It was the closest thing to real football for the Dolphins, who wore helmets for the first time this offseason, and offered small glimpses of what a new offense would look like for Miami. But the lasting memory was the defense's dominance against the quarterbacks; in addition to Tagovailoa's five, backup Jacoby Brissett threw two interceptions in fewer reps.
"Obviously, you want to be smart, but if there's a time to make mistakes, now is the time to make mistakes," Tagovailoa said. "We're just seeing what we can fit into holes, what we can throw into coverages, come into the film room and then learn from it."
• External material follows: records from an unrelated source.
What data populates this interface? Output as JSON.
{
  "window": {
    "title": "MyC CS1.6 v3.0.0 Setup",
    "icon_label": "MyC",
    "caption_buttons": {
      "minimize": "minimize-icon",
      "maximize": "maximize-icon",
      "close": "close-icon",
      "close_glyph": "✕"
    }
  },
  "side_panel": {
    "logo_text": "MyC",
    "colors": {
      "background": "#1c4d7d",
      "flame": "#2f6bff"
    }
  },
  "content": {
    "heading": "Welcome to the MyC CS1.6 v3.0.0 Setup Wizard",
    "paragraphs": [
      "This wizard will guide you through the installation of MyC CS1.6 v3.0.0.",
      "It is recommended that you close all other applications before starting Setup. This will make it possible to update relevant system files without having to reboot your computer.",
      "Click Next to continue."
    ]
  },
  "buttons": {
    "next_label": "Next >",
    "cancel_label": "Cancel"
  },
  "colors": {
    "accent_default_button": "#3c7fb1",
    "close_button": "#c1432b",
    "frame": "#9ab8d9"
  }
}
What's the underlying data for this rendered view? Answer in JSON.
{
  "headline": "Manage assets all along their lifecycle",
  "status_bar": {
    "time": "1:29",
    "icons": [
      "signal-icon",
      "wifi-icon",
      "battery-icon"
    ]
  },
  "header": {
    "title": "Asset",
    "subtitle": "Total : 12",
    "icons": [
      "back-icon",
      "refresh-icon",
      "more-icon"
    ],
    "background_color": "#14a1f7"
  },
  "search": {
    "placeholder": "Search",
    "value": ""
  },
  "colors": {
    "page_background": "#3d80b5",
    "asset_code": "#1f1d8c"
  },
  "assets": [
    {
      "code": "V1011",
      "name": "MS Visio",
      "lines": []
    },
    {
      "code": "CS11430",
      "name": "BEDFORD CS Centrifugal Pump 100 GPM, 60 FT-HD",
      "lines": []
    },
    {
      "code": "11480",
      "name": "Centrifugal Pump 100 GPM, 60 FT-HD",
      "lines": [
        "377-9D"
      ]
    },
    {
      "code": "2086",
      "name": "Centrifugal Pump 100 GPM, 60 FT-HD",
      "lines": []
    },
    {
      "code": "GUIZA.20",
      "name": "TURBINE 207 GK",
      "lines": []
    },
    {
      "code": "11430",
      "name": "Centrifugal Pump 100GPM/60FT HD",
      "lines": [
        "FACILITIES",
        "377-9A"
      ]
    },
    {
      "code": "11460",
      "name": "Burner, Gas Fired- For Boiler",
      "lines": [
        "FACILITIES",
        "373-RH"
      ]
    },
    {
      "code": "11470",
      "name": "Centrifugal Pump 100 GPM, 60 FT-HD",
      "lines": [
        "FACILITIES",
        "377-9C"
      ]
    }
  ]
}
Much of practice consisted of a torrential downpour, and the Dolphins never left the outside field. It was clear coach Brian Flores wanted them to play through the adverse circumstances.
"Today the emphasis for us, quarterbacks, we wanted to be aggressive today within the pass game. We wanted to see if we could fit throws in, see what throws we could make under these conditions. We wanted to push the ball vertical down the field," Tagovailoa said. "There were some plays that didn't go our way, but those are plays we can take away from in the film room."
The biggest criticism for Tagovailoa as a rookie was his hesitancy to throw deep and throw to open receivers. That is going to be a priority in the new Dolphins offense, and Tagovailoa has to perform better than he did in Tuesday's practice.
After practice, Tagovailoa accepted responsibility for the rough day but overall viewed it as a learning experience rather than an indictment of where his game is right now.